Social comparisons are also very important in the school system. Students depending on their grade level are very competitive about the grades they receive compared to their peers. Social comparisons not only influence students' self-concepts but also improve their performance. This social comparison process leads to a lower self-concept when the class level is high and to a higher self-concept when the class level is low. Therefore, two students with equal performance in a domain may develop different self-concepts when they belong to different classes with different performance levels. Social comparisons are important and valid predictors of students' self-evaluations and achievement behavior. Students may feel jealousy or competitiveness when it comes to grades and getting into better colleges and universities than their peers. Social comparison can also motivate students to do well because they want to keep along with their peers.
This is not an all-encompassing list. Some applications have many more language pairs than those listed below. This is a general comparison of key languages only. A full and accurate list of language pairs supported by each product should be found on each of the products websites.

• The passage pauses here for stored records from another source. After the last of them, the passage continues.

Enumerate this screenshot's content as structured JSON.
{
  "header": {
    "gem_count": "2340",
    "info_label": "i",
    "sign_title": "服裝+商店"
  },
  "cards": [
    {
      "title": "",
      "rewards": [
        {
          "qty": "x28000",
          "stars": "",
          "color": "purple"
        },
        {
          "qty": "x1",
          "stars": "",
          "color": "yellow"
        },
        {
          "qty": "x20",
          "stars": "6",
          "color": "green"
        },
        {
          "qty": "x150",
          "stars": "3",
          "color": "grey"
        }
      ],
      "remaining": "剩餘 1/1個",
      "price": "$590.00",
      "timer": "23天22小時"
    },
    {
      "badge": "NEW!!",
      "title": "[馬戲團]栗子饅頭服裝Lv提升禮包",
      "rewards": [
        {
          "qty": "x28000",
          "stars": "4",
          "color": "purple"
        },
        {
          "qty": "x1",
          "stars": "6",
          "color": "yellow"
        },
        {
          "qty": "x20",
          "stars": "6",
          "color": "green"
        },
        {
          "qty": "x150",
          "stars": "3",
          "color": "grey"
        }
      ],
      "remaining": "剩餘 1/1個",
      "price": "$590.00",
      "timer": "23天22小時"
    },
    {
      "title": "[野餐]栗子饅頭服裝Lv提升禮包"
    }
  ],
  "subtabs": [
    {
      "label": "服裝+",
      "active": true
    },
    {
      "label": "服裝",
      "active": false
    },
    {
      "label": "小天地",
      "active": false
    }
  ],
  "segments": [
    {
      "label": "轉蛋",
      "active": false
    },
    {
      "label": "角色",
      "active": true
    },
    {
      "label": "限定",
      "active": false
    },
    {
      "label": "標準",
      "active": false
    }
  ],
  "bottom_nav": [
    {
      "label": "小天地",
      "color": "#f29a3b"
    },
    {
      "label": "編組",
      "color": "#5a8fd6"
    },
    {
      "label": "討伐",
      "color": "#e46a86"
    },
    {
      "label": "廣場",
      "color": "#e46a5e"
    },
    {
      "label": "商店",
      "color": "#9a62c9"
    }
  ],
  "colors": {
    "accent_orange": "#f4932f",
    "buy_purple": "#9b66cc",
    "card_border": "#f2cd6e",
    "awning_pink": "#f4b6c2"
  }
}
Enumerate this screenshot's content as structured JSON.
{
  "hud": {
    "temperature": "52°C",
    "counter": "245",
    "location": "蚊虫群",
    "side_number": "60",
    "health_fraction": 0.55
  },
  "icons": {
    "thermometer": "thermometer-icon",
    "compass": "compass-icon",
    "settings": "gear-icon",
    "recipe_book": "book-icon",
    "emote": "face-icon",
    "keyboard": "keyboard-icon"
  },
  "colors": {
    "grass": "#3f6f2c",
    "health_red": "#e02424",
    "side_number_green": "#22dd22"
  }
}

Below is a comparison of the Afrikaans words of the first stanza of "Die Stem van Suid-Afrika" (formerly the national anthem of South Africa) with the Dutch translation.
Humans also tend to compare themselves and their belongings with others, an activity also observed in some animals. Children begin developing the ability to compare themselves to others in elementary school. In adults, this can lead to unhappiness, when a person compares things that they have to things perceived to be superior and unobtainable that others have. Some marketing relies on making such comparisons to entice people to purchase things in order to compare more favorably with other people who have these things. Social comparison theory, initially proposed by social psychologist Leon Festinger in 1954, centers on the belief that there is a drive within individuals to gain accurate self-evaluations. The theory explains how individuals evaluate their own opinions and abilities by comparing themselves to others in order to reduce uncertainty in these domains, and learn how to define the self. Following the initial theory, research began to focus on social comparison as a way of self-enhancement, introducing the concepts of downward and upward comparisons and expanding the motivations of social comparisons.